Can a Goldfish live in Alcohol? Alcohol is said to be dangerous for health, right? Then how comes goldfish are allowed to live in it when humans aren’t even allowed to drink it until they turn 18? Is this unfair to humans or are fish lives considered skimpier and not important enough to save?
Before we move on, I want to clear one misconception. A goldfish living in alcohol does not mean you take one out of its water bowl and place it into one full of alcohol. Rather, it means that goldfish produce their own alcohol which they survive in. This allows them to live longer than they should have.
So the next time a friend of yours brags about his goldfish that made it past the 2 month-anticipated death line, you know that is nothing to brag about.
Specifications about Goldfish
The most commonly known goldfish, the Carassius Gibelio, is a favorite pet of most human beings.

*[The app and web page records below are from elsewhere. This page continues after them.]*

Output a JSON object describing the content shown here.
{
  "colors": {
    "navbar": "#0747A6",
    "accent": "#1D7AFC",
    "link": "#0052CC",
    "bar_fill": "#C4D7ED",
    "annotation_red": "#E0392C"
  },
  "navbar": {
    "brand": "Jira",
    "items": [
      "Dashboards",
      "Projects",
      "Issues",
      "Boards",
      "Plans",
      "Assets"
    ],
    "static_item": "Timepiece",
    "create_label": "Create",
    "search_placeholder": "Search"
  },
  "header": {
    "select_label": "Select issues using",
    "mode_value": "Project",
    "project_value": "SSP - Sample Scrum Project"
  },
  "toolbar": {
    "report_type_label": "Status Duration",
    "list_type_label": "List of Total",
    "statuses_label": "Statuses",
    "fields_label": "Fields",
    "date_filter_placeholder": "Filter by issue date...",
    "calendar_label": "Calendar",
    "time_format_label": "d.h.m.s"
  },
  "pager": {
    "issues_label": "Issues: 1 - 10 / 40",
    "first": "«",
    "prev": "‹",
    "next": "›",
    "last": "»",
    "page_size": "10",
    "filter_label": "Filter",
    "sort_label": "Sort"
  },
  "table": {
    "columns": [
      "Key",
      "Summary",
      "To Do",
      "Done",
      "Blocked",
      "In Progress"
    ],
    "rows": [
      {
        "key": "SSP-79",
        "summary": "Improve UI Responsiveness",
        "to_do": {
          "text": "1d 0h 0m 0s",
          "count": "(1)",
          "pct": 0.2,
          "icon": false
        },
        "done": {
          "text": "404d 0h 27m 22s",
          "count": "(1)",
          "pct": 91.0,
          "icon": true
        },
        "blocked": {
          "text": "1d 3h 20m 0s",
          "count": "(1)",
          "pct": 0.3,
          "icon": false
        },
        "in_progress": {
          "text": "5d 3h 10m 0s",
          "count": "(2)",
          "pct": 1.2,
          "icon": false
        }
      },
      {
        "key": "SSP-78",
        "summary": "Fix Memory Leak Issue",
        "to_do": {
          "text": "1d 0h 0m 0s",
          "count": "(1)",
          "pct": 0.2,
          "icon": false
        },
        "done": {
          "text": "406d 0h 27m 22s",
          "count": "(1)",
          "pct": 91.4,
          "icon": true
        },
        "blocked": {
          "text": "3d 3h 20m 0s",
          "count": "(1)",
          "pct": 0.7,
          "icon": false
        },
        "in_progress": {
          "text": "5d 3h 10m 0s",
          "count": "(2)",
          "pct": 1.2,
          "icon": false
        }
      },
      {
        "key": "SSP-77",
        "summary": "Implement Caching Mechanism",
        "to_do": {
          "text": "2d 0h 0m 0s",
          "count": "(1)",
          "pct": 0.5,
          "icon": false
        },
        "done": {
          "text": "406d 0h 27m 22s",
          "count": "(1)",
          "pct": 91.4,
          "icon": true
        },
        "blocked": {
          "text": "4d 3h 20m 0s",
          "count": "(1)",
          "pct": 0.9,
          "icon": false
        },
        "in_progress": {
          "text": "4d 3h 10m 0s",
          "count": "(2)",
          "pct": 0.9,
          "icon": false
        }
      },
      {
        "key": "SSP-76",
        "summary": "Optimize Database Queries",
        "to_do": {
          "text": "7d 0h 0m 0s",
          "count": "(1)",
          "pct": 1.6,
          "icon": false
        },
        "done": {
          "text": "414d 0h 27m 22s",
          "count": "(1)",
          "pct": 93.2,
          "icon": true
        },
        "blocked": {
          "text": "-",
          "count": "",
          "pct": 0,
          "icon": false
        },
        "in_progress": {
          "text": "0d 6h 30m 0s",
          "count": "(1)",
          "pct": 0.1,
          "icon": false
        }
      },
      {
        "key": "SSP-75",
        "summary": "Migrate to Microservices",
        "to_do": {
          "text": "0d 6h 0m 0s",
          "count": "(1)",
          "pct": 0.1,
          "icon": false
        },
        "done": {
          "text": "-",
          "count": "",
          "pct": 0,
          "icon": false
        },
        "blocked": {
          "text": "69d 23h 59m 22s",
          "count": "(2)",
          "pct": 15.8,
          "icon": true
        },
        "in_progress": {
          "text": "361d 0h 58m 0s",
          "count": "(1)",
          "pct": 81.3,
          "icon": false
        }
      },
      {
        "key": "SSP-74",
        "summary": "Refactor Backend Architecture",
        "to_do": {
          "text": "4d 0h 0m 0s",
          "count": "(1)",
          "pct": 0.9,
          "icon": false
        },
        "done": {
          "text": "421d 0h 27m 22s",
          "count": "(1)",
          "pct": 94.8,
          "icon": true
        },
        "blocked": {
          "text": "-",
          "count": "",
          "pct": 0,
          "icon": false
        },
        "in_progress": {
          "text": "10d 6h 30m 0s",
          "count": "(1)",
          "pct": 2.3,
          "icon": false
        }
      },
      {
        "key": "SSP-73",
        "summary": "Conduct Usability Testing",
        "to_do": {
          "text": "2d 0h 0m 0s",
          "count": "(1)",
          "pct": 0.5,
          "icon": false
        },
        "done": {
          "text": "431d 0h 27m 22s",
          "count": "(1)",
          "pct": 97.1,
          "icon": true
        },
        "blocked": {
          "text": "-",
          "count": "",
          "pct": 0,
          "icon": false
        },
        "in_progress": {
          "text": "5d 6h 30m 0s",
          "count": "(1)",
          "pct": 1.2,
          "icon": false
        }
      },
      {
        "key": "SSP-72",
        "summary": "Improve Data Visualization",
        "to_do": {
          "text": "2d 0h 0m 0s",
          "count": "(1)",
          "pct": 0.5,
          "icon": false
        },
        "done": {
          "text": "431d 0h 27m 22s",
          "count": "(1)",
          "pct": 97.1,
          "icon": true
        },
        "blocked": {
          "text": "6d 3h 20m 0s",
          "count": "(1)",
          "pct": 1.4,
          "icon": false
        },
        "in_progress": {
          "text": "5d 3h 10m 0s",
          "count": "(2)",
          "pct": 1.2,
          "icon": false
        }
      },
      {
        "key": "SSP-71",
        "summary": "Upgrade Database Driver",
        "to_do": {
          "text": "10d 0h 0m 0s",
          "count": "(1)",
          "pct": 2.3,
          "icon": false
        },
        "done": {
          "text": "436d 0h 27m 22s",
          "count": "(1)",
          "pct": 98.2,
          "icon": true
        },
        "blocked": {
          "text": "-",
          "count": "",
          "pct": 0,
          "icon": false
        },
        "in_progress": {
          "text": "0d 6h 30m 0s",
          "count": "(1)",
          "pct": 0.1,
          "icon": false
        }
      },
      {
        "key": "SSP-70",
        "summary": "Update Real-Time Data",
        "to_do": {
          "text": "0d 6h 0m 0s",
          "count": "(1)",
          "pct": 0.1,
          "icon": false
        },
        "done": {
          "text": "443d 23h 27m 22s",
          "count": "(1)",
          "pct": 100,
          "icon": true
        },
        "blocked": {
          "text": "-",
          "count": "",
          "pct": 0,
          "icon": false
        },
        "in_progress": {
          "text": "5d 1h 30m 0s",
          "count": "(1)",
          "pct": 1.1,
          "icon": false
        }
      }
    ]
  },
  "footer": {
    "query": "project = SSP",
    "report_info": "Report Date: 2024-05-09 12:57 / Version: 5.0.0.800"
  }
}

It was a bright orange fish discovered many centuries ago, and still, the most commonly found and most cheaply bred goldfish. With time, other types were also discovered and now goldfishes come in all colors white, orange, red, brown, and black.
For many years, it was believed that goldfish had derived from the Crucian Carp discovered in 1758. Now, they are both considered each other’s cousins.
Following are a few specifications of goldfish:
|Life Span||10 to 20 years|
|Size||4 to 12 inches|
|Color||Yellow, orange, red, black, and white|
The normal life span of a goldfish
Usually, a goldfish can live up to 15 years. However, it is not surprising to see a 20-year-old goldfish, and here is why. Goldfish are compatible with waters of different temperatures. And if the temperature decreases to below their compatibility, they can still survive in it for a few months to a whole year.
Can a goldfish live in alcohol?
As mentioned earlier, a goldfish can live in alcohol. But this doesn’t mean they prefer to do so, rather they produce their own alcohol to survive.
How do goldfish produce alcohol?
According to scientists from different universities, goldfish do not produce alcohol until their life is threatened. And the only other thing threatening their life than larger fish is icy cold water. In icy cold waters, the oxygen level decreases to below zero, a habitat in which even human life is impossible.
As an alternative, goldfish start to break the carbohydrates present in their bodies. However, these carbohydrates come with the production of lactic acids, which are highly poisonous for fish. In order to survive the icy cold water and lack of oxygen, plus the presence of lactic acids, fish turn these acids into alcohol which serves as an environment for them to live in.
When scientists studied this surprising discovery in detail, they came to know that goldfish have two different sets of enzymes that help with the breaking of carbohydrates. One set is the same as any other species, while the other is activated only when the goldfish face an environment with insufficient oxygen.
Does this mean goldfish get drunk?
Surprisingly or unsurprisingly, the only thing common between a human and a goldfish is the fact that they both get drunk after taking in alcohol. In fact, a goldfish get drunk from about 55 millimeters to 100 millimeters, which is 5 times more than the drunk driving limit in many countries. Well, it is a good thing goldfish don’t drive, right?
How long can goldfish live in alcohol?
Generally, a goldfish’s life can be extended five to six months more after producing alcohol. However, even a goldfish will die if it lives in icy cold water for more than that. Even though the alcohol doesn’t cause the fish’s death, the longer it is exposed to harsh environments, the more will it have to produce alcohol, and the more it will use its energy. Eventually, it will run out of fuel and die.
Beginning of the discovery
Researchers from the University of Oslo and the University of Liverpool have taken on them to study this complicated process. During this discovery, Dr. Michael Berenbrink said about goldfish,
“During their time in oxygen-free water in ice-covered ponds, which can last for several months in their northern European habitat, blood alcohol concentrations in crucian carp can reach more than 50 mg per 100 milliliters, which is above the drink drive limit in these countries.” He then added, “However, this is still a much better situation than filling up with lactic acid, which is the metabolic end product for other vertebrates, including humans, when devoid of oxygen.”
According to Dr. Cathrine Elisabeth Fagernes,
“This research emphasizes the role of whole genome duplications in the evolution of biological novelty and the adaptation of species to previously inhospitable environments. The ethanol production allows the crucian carp to be the only fish species surviving and exploiting these harsh environments, thereby avoiding competition and escaping predation by other fish species with which they normally interact in better-oxygenated waters.” She said, “It’s no wonder then that the crucian carp’s cousin the goldfish is arguably one of the most resilient pets under human care.”
Who knew such little creatures were more resilient than human beings might ever be? Being able to live in icy cold waters is one thing. Producing alcohol in place of oxygen to survive is a whole new level that humans might never be able to reach. So, respect a goldfish.